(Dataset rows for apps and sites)
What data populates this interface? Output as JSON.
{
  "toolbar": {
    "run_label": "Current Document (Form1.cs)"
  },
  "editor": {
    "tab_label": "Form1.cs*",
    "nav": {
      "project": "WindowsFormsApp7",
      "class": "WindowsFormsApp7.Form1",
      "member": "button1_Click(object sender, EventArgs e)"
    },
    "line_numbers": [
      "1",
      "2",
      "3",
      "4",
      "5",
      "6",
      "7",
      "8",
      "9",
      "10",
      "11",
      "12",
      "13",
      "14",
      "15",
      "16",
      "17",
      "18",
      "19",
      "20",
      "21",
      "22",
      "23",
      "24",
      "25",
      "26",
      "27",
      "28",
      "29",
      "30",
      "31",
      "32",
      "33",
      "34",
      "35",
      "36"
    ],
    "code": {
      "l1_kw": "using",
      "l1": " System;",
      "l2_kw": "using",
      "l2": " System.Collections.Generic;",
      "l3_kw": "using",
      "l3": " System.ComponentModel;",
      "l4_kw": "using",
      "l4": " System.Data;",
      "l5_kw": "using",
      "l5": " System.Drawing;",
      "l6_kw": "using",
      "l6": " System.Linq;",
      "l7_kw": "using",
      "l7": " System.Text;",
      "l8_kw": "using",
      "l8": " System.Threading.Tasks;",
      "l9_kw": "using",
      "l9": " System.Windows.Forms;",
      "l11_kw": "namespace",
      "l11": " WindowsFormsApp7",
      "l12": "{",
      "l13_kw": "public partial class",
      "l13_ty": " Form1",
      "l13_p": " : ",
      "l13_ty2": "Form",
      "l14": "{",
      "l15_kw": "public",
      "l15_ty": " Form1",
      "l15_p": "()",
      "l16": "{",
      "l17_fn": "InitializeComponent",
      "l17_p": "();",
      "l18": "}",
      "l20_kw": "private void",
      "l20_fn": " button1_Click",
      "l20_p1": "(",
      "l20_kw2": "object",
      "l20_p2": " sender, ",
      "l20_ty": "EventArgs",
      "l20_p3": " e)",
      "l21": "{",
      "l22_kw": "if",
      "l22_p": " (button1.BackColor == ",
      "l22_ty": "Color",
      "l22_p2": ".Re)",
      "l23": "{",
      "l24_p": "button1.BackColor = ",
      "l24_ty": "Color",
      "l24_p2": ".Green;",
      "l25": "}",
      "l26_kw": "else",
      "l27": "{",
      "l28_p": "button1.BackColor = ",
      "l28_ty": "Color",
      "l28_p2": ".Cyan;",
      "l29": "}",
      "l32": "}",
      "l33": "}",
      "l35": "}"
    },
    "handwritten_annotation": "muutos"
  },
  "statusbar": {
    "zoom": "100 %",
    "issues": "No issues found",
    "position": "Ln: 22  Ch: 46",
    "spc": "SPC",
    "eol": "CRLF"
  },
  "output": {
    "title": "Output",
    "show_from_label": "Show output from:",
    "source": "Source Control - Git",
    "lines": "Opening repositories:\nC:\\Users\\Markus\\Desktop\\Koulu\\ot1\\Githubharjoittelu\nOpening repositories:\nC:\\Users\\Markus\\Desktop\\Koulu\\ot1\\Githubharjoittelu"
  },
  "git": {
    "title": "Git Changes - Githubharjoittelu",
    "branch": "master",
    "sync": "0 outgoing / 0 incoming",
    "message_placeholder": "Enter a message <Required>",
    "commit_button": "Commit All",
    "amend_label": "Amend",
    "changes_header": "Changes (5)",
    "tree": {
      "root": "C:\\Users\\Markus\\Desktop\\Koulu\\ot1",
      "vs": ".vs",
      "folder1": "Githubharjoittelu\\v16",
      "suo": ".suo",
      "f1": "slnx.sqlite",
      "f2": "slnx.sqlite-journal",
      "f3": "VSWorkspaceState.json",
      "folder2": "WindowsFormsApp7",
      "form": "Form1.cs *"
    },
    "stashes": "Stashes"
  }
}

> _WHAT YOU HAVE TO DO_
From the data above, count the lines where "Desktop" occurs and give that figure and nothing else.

> _WRITTEN SOLUTION_
2